It should be rendered as monospace.
- Heading lines: any non-preformatted line starting with 1-3 hashes is a heading line. Also, you know, sure, like markdown. Like this:
# h1 ## h2 ### h3 #### nope, not a heading ###interestingly, the whitespace is optional
- Unordered list items: any non-preformatted line starting with an asterisk is an unordered list item, i.e. an item of a bullet list. Like this:
* list item 1 * list item 2 *whitespace is optional again * although if I want to mimic italics it would be *pretty* hard * to distinguish it from list items
- TLS is mandatory for Gemini.
- You must use TLS 1.2+; 1.3+ is encouraged.
- A client can trust whatever cert it sees, but the recommended approach is to implement a TOFU (Trust On First Use) system, where:
- you trust the cert the first time you visit a site, even if it's self-signed
- you remember it
- every time you access the site, it sends you this very cert, so you know everything's fine
- the client will warn the user if the server abruptly sent a different cert when its previous one hasn't expired yet: likely a MITM attack (but also likely the site admin just replaced their cert for some reason).
This eliminates the need for a CA, thus making TLS and gemini itself more accessible and widespread.
- A client can prove its identity with a "Transient client certificate".

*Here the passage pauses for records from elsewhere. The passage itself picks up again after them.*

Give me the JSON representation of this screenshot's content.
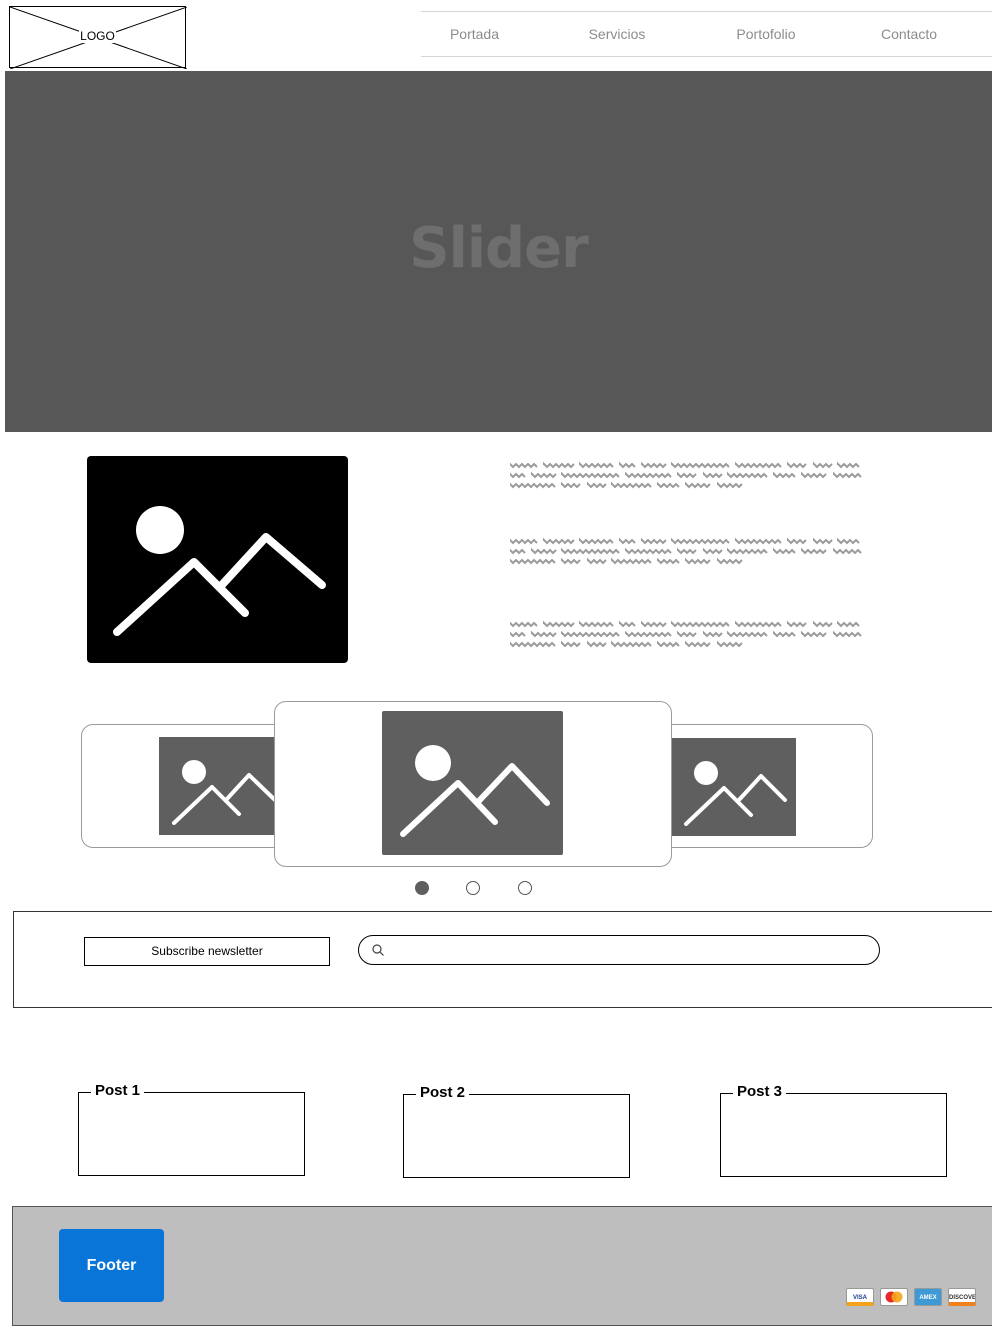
{
  "header": {
    "logo_text": "LOGO",
    "nav": [
      "Portada",
      "Servicios",
      "Portofolio",
      "Contacto"
    ]
  },
  "hero": {
    "title": "Slider"
  },
  "carousel": {
    "pages": 3,
    "active_index": 0
  },
  "newsletter": {
    "button_label": "Subscribe newsletter",
    "search_placeholder": ""
  },
  "posts": [
    "Post 1",
    "Post 2",
    "Post 3"
  ],
  "footer": {
    "button_label": "Footer",
    "payment_cards": [
      "VISA",
      "MasterCard",
      "AMEX",
      "DISCOVER"
    ]
  },
  "colors": {
    "hero_bg": "#575757",
    "footer_bg": "#bebebe",
    "footer_button": "#0a75d8",
    "image_placeholder": "#5f5f5f"
  }
}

- on a site that asks for one, client generates and sends a cert (regular sites don't; such procedure must be manually approved by the user)
- the cert is sent along with all subsequent requests to this host
- server can identify this user now
- this is like cookies in practice, but very different in implementation
- one cert is limited to one domain
- one cert should not exist for longer than 24 hours; it's for one session only.
This is it; 4.4k words of gemini spec summarized & exemplified in ~1k words. Whether you're reading this on Gemini or the Web (or gopher), I encourage you to join this community of members who are seeking asylum from the debris of the modern web. Gemini is still in an early stage; loads of decisions to make, and lots of pitfalls that the web has fallen in to avoid. This concludes our journey around the gemini spec today; see you in low space orbit.
Oh, also, McRoss is an awesome GUI client.